Divorce is hard enough. Add the holidays and questions from family and friends and it can be downright unbearable. Your family and friends are trying your best to be there for you, or you have the odd cousin that seems smug about your recent predicament – either way it’s hard.
Often the most difficult conversations to have are the ones with family that cares deeply about you but isn’t quite sure how to be helpful in the way they go about it. This can lead to discomfort, embarrassment, and even unnecessary frustration. Much of the time this is actually because your family genuinely doesn’t know the best way to help you – here are a couple tips to help with that.
Ask someone you trust for help with spreading the word
It can be a really good idea to go ahead and give the group you’ll be with a heads up. Truth of the matter is your family and friends are discussing your situation and how to navigate it. Select a person you trust and know has your best interest in mind and tell them to spread the word – asking for exactly what you need. It can be exhausting to have the same conversation over and over again – let your friend do the heavy lifting for you. Select which details you’d like them to know and explicitly tell them how you’d like to have it dealt with. It can take a lot off your hands to have someone act as the front runner and explain to those you love how they can be supportive.
Be honest about what you are comfortable discussing
You know what? People don’t commonly akin divorce to death, but that is exactly what it is. It is the loss of someone who played a vital role and presence in your life. The difference is most people know how to talk appropriately during a death in the family, while most will not know how to talk to you during a divorce. Be honest about what you’re comfortable discussing and be prepared for seemingly inappropriate comments and assumptions about how you are feeling.
Unlike many other comparable difficult situations in life – like death in the family – there are a thousand ways you could feel about your divorce. Angry. Happy. Relieved. Sad. Neutral. Nostalgic. Bittersweet. Desperate. Terrified. Anxious. Divorce has such a unique mix of emotions it’s impossible for those around you to know how they can be supportive without you clearly defining the help you need and telling them what you are comfortable discussing.
Consider limiting social time
While support and being surrounded by family and friends during a difficult time can be wonderful, it can also be draining and sometimes lead to additional sadness. Also, depending where you are in your divorce, you might not have the answers to a lot of the questions that might be asked and that can cause added anxiety. Therefore, there is such a thing as too much family and friend time. Consider limiting your social time to prevent yourself from being exhausted or overwhelmed.
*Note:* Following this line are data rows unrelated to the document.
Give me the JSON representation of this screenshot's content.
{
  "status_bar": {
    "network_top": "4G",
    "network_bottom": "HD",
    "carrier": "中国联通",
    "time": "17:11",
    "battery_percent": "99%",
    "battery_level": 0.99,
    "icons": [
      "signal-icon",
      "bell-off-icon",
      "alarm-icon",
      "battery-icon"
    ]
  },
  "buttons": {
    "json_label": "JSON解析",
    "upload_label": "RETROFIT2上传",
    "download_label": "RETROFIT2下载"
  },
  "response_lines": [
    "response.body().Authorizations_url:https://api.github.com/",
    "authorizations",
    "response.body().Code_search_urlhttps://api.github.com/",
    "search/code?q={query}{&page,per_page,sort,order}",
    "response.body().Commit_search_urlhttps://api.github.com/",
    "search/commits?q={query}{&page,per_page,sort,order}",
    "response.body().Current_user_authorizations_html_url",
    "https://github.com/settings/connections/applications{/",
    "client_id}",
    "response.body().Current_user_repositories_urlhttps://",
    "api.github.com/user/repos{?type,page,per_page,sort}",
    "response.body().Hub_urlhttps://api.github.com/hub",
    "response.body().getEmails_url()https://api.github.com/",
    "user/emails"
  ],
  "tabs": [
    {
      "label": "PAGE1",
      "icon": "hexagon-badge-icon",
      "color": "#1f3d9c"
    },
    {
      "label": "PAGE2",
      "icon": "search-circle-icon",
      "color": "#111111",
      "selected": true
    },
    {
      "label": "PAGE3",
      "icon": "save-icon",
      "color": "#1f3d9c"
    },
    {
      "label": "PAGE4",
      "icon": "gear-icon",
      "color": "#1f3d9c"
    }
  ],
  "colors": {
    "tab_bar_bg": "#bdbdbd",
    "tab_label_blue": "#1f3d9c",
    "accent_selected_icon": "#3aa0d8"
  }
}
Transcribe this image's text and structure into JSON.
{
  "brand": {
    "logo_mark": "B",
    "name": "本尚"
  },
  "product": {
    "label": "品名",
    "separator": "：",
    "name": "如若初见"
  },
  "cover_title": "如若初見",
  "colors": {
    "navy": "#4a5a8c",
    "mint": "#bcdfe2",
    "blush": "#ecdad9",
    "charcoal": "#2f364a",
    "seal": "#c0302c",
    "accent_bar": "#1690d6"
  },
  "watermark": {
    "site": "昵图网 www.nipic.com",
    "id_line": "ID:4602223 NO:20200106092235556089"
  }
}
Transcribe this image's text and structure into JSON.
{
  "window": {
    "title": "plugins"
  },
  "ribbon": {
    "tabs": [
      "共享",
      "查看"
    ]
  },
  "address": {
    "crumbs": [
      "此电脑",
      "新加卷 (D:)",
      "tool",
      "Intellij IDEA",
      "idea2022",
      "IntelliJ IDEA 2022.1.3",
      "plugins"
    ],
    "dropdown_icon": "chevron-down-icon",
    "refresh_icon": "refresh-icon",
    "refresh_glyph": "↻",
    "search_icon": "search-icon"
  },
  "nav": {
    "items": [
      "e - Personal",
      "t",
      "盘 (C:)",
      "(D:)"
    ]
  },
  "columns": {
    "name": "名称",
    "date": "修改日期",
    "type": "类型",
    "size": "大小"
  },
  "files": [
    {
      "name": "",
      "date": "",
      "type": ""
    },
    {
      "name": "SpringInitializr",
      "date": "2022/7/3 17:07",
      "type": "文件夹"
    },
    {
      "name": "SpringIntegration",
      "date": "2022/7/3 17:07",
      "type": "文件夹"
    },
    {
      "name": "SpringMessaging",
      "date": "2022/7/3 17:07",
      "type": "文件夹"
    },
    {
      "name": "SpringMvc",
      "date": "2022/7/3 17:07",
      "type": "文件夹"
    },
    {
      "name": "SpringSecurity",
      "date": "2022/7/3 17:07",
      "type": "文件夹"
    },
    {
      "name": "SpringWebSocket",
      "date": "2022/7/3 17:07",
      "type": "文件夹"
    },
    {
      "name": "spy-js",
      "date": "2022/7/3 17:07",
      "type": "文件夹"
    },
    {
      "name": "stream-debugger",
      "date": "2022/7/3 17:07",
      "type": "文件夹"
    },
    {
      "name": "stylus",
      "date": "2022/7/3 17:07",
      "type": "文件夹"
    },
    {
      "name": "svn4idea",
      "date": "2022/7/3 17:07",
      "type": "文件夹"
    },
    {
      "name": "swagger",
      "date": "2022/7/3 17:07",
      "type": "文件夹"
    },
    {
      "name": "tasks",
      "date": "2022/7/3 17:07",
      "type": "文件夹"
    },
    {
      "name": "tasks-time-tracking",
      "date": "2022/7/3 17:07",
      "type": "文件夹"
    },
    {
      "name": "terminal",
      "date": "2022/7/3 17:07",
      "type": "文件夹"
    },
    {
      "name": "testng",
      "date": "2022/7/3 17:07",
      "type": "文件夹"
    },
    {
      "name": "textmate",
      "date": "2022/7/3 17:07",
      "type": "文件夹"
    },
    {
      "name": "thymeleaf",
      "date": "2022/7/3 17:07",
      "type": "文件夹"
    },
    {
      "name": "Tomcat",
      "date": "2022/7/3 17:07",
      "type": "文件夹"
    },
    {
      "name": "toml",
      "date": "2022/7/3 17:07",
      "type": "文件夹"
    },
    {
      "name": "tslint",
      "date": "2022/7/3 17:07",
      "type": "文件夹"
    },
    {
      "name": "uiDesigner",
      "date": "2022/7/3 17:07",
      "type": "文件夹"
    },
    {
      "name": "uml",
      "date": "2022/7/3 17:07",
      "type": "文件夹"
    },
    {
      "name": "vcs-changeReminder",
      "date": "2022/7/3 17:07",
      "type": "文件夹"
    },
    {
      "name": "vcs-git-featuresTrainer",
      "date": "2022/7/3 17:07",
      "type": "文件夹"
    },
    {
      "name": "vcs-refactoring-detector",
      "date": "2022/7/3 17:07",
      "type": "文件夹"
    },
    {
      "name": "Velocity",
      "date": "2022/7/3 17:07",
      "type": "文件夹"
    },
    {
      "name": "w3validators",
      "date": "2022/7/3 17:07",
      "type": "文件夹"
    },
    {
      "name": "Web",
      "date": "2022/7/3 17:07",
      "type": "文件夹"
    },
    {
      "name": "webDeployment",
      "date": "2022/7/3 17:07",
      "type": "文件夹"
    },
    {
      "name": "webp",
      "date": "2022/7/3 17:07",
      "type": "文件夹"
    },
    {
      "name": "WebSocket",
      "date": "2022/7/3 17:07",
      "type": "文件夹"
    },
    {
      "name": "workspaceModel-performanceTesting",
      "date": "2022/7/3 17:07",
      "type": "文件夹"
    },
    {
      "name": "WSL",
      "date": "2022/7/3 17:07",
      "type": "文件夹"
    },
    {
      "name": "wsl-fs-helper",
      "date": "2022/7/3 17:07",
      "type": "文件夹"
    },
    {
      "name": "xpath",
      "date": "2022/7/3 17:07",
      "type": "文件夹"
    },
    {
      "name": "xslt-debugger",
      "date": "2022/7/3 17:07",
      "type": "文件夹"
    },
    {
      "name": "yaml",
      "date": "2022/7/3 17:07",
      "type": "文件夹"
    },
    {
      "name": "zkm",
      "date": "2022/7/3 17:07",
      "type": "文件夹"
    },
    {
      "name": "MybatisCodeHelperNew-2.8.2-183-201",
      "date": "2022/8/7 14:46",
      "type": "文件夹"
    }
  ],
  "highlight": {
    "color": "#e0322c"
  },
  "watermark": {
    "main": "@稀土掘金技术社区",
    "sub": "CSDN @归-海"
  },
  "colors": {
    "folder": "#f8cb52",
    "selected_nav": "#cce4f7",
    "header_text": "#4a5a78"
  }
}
Divorce is tough and ultimately your family and friends want to help – but most will not know how. It’s up to you to ask for what you need.